Balis E. Dailey
Balis Edens Dailey met Bulah Pool on a blind date while she was attending a Teachers’ Summer Normal in Grapeland in 1915. Balis were farming on family land ten miles west of Grapeland. Mr. Jackson, the teacher of the summer normal, had been a college friend of Balis’s at the University of Texas a few years earlier. Bulah was rooming and boarding at the home of Mr. and Mrs. T.S. Kent where about a dozen other young ladies were living that summer. Mr. Jackson asked Miss Pool to “double date” with him and a friend to attend revival services the following Saturday night. Bulah trusted her teacher’s judgment, but just to feel better, she discussed the matter with Mrs. Kent. “Well,” Mrs. Kent responded to her inquiry about Balis Dailey, “all I can say is that two of my daughters married two of his brothers and he’s as fine as they are.” Several of the ladies had dates to go to church that Saturday night. After church they all walked together to the railroad water tank. Watching the evening passenger train come through town, stop, take on passengers, let others off, and fill up with water to produce steam for the engine was a favorite pastime of the young people of that day. Bulah said that on one such occasion a friend of hers heard someone call her name, appeared on the train platform, called out to her, and introduced her fiancé. When the train had rounded the bend, out of sight, the young ladies and their dates returned to Mr. and Mrs. Kent’s where they all sat on the huge front porch, or veranda, and talked until midnight. Mr. Jackson announced that it was time for him to go and though Balis said that he was not ready to leave just yet, the teacher’s word prevailed. During the weeks that followed, Bulah got a teaching position in the Dalys community school about a half mile from the home of Balis Dailey where he lived with his mother, his younger brother and an uncle. In fact, she lived with Balis’s oldest brother and his wife whose older children attended Daly’s school.
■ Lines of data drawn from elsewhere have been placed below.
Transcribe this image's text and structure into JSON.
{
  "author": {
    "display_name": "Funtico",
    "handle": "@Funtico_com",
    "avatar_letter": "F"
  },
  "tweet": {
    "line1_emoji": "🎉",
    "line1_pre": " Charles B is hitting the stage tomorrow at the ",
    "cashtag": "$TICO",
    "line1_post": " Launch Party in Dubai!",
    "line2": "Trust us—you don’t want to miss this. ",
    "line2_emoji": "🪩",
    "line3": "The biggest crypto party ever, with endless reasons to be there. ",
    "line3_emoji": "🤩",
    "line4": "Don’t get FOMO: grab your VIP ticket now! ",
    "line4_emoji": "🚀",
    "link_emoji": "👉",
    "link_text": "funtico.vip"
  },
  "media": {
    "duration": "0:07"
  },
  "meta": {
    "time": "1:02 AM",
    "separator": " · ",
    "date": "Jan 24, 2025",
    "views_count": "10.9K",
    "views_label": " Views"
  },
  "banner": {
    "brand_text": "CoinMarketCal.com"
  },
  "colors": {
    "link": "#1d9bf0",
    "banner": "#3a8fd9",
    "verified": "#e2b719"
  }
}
Bulah and Balis spent happy Sunday afternoons together. They both loved to ride horseback so Balis gave her a beautiful black pacing horse. She told her children that he gave her a horse instead of a diamond ring. Instead of accepting the contract at Daly’s School for a second year, she decided to teach near San Antonio in a small town named Smiley. “They paid more money” was her explanation. The following summer, August 11, 1917, Balis Edens Daily and Bulah Pool were married at her home in Groveton, Texas, where her father, Dryden Elisha Pool (1850-1923), himself a long-time country schoolteacher, and three of her sisters still lived. Her mother, Helen Lucinda Gaddis Pool had died in 1912. Bulah and Balis returned to Dalys, Texas where they lived in the frame house–many-times remodeled and added-to–built by Thomas Rutherford Daily in 1859. Their three children were born there. Bulah’s public school teaching days were ended. Balis continued and expanded his farming operations. They attended the Methodist and Baptist churches in Grapeland until Bulah became a Baptist, too. Later, Balis became a deacon in First Baptist Church, Grapeland, where they gave many hours of their time and Christian influence. Iva Helen Dailey, born August 19, 1922, died at the family home May 24, 1930. Jo Ann lived at Daly’s until the family moved to Grapeland in 1931 so that she could go to public school there. She retired in 1975 after teaching school inCorsicana, Texas for 30 years. Balis Gene lived in the house on the Greenwood League, moved to Grapeland and attended public schools there. On April 15, 1949, she and Jack Wright Shoultz, the youngest of three sons of James C. and Lorene Wright Shoultz, were married in the First Methodist Church in Grapeland. They lived in Nacogdoches, Texas where Gene taught in the Nacogdoches Public Schools and Jack graduated from Stephen F. Austin University following education interruptions of World War H. From Nacogdoches they went to Dallas where Gene taught school and Jack attended Perkins School of Theology. Their oldest daughter, Sue Anne, was born in Dallas, October 20, 1952. Their youngest daughter, Jo Ellen, was born in Houston, October 5, 1963. At present she is in Nacogdoches attending Stephen F. Austin University, her father’ alma mater. Sue Anne married William Allan Kuhns of Orange, Texas, son of Robert L. and Janet Walker Kuhns, on August 9, 1974, in the First United Methodist Church of Beaumont, Texas. They live in Conroe, Texas, where Bill is a mechanical engineer for Texaco Chemical Company. Sue Anne is a registered nurse. They have one daughter, Jacqueline Jordan Kuhns, born January 16, 1985. Jack Shoultz has been a Methodist minister in the Texas Conference for over thirty years. At present, he and Gene live in Lufkin, Texas, where he is a pastor of the FirstUnited Methodist Church. Balis died June 23, 1979. Bulah, at 92, lives in the family home they built in 1939. Jo Ann lives with her.